One year after St. James Parish officials defeated private investors' plans to build a petroleum tank farm in Vacherie, a three-parish port authority has hopes of luring a major industrial project to the same site along the Mississippi River.
The proposed Petroplex tank farm roiled St. James Parish politics for nearly a decade as residents living near the proposed site, which is near the St. John the Baptist Parish line, opposed the operation through every level of federal, state and parish regulatory review.
The investors gave up last year after spending more than $37 million but lost a key early test in federal court over a parish land use plan that earmarks the tank farm site for homes and agriculture.
Paul Aucoin, executive director of the South Louisiana Port Commission, signed a purchase agreement Thursday for the commission to buy 1,684 acres of river frontage, cane fields and woods from the Bank of Montgomery in Natchitoches for $9.9 million, the deal says. As part of the agreement, the commission put down $900,000 of the final purchase price on Thursday.
The bank had repossessed the property from the Petroplex investors in December in exchange for forgiveness of part of the investors' $20 million debt on the property and had been planning an auction 6 p.m. June 1 at a Gonzales hotel, land records show. The remainder of the loan was already guaranteed by the U.S. Department of Agriculture.
The commission's jurisdiction runs across 54 miles of Mississippi River in St. James, St. John and St. Charles parishes and is a hot bed for industrial projects looking to take advantage of the deep-water access, rail lines, cheap and abundant natural gas, and the parishes' workers, Aucoin said. More than $23 billion in new projects have already been announced for the nation's leading port by tonnage. This site wasn't one the commission could pass up, he added.
"That's what we do. The port's mission is to entice industry to come locate within our port district and create jobs," he said.
The commission, which owns its own port, grain and other facilities, finances some projects though its power to issue bonds and also markets the region's properties, has 30 days to conduct title searches, conduct a formal land appraisal and perform other due diligence before the land deal is finalized.
Aucoin said the commission had been working on its bid for the June auction when bank officials approached them about working out an individual sale, which the port commissioners blessed Tuesday evening in an open vote after a closed-door session at their office in LaPlace, according to a meeting audio recording.
Two commissioners, Patrick Sellars and Whitney Hickerson, abstained. Both had been investors in one of the entities that held the Petroplex site before the bank repossessed it. A commission attorney said the men previously divested their interests.
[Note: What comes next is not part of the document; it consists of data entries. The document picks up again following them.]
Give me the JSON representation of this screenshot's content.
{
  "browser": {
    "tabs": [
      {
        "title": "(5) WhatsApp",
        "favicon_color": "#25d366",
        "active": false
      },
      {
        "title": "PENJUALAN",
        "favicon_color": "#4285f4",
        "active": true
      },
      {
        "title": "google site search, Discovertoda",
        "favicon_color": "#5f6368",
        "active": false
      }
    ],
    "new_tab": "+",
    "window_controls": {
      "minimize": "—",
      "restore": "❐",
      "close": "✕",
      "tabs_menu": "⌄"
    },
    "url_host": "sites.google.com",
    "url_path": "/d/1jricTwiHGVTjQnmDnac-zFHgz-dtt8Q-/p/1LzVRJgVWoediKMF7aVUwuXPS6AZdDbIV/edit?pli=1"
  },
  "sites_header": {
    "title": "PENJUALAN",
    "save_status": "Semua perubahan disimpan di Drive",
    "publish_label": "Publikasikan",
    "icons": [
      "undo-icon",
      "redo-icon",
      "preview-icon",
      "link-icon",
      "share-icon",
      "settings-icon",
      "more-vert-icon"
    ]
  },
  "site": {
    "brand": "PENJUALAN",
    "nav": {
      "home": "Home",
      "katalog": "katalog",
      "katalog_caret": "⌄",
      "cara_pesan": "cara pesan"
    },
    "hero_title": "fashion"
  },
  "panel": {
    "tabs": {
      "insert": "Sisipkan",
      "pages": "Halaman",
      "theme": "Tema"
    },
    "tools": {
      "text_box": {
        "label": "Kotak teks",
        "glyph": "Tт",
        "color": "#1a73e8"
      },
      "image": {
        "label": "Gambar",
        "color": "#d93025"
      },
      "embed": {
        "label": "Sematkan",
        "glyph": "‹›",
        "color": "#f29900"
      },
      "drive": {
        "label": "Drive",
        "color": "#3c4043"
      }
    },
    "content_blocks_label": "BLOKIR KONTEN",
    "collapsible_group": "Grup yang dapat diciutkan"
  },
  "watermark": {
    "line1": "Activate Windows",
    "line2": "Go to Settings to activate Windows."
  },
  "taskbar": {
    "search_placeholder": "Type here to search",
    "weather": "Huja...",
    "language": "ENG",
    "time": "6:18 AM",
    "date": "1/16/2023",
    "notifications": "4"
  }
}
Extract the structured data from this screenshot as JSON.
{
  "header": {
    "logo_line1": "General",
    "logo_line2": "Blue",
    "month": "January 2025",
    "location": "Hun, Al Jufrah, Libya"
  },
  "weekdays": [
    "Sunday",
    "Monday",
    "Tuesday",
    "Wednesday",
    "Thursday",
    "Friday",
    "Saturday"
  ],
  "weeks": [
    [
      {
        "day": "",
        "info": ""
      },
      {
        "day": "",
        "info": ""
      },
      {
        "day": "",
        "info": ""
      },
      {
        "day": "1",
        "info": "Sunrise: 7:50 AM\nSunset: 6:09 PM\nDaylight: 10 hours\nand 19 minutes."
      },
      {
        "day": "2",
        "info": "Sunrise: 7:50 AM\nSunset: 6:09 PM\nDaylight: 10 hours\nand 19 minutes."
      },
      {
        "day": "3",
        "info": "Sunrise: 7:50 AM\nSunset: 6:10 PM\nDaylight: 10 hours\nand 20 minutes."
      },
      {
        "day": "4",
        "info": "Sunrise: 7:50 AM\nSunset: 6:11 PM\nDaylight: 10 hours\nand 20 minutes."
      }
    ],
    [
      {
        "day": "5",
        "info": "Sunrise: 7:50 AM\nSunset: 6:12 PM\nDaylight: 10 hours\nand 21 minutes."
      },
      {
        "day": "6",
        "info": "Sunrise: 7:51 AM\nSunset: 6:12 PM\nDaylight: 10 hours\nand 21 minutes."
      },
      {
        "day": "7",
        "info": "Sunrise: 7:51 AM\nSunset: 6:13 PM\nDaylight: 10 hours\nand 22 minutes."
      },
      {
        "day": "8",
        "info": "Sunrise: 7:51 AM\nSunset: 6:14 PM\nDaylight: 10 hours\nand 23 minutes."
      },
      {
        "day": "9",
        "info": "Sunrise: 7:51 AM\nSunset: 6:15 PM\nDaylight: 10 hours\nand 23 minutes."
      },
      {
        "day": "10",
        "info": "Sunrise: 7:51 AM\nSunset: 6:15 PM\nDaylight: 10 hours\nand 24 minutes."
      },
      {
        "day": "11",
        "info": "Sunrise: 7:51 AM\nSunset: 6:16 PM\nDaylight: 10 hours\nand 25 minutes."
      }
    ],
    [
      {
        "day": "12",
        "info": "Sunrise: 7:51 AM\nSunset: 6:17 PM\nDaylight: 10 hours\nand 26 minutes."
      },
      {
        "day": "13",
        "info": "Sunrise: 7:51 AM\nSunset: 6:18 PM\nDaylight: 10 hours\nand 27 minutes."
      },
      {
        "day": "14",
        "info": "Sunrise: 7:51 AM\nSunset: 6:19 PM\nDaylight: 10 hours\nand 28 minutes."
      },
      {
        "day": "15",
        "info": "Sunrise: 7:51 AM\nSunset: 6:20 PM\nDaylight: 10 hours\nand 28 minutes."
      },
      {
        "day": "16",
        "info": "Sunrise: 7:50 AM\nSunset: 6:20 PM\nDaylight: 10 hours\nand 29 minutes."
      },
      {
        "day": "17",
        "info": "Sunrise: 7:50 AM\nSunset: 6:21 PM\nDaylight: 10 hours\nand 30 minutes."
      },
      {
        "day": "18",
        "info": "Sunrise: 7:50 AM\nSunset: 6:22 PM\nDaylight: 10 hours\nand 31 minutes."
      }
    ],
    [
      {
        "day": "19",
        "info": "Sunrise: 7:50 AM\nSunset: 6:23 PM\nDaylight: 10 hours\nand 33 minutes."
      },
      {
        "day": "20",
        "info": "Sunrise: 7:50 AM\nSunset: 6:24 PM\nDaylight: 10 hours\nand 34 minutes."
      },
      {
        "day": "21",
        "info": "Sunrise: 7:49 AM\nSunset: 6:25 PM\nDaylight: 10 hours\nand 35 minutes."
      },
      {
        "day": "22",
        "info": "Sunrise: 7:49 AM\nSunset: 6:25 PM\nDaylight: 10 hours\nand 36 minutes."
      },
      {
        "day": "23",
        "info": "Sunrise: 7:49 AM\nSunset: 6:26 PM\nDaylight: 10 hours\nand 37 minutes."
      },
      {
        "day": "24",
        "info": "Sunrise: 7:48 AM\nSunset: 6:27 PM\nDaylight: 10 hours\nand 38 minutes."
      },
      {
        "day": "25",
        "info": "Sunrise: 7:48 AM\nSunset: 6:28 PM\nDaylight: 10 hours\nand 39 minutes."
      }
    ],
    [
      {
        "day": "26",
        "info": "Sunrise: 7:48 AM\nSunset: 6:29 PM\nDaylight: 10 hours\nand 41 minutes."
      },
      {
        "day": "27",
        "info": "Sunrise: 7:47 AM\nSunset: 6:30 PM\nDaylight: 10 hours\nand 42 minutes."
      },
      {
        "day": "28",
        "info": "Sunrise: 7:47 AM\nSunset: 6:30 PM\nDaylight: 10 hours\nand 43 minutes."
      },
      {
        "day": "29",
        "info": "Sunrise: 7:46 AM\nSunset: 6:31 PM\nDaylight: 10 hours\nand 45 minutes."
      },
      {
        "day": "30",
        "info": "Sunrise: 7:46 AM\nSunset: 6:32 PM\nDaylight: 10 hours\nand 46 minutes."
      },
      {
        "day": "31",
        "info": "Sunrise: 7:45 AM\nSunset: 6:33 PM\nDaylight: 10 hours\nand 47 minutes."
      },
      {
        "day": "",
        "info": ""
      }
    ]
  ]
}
Aucoin said the men abstained in an abundance of caution.
News of the imminent purchase circulated in St. James Wednesday and Thursday and surprised parish leaders who had been anticipating the result of the planned bank auction.
St. James Parish President Timmy Roussel said he didn't find out about the planned sale until Thursday afternoon and added that he knew of as many as five groups looking to buy the site at the June 1 auction, including those eyeing plans for less intensive uses.
Aucoin said the commission will try to work with parish officials on changing the site's land use designation to allow an industrial prospect, but Roussel suggested doing so will be a tough.
After years of battle, Petroplex lost the key early court ruling on the parish land use plan in May 2016 and then ran out of money and withdrew from the suit. The parish is now grappling with west bank residents pushing to change the parish land use plan further to add buffer zones and other amendments in reaction a wave of major plant announcements near rural communities.
"I just think they're going to have a tough row to hoe, a tough hill to climb going through the Planning Commission and the Parish Council to find favorability for industrial purposes because of the outcome of that court proceedings (on Petroplex) and because of a lot of frustrations that were stated in the past," Roussel said Friday. "To overcome all that will be gigantic."
Roussel, who said he is keeping an open mind, has already been asked by Aucoin for a meeting.
Parish Councilman Ken Brass, who represents the area, said he had just learned about the purchase, was still gathering information and wasn't sure of residents' current feelings. Councilman Clyde Cooper, who represents another part of St. James that is looking at the land use changes in reaction to other industrial projects, said he expects opposition to re-emerge.
"I'm sure people directly next to it are going to be against it, any type of industrial facility coming in the area. I don’t think that's changed," Cooper said.
Aucoin said that even if the commission can't get an industrial facility on the site, the price was low enough that the commission can envision less intensive uses that would still be profitable for the port authority.
The commission, however, which is a political subdivision of the state created by the Legislature, also may have an ace up its sleeve.
Commission property is not subject to newly imposed local zoning ordinances. But Aucoin said commission's attorneys aren't sure if that power applies in this case: land that the commission buys after local land use laws have taken effect.
"Our lawyers are uncertain, you know, about that. We have them looking at what our options may be. We'll just see how that plays out, but we felt at the price that we got it for, we're comfortable either way," Aucoin said.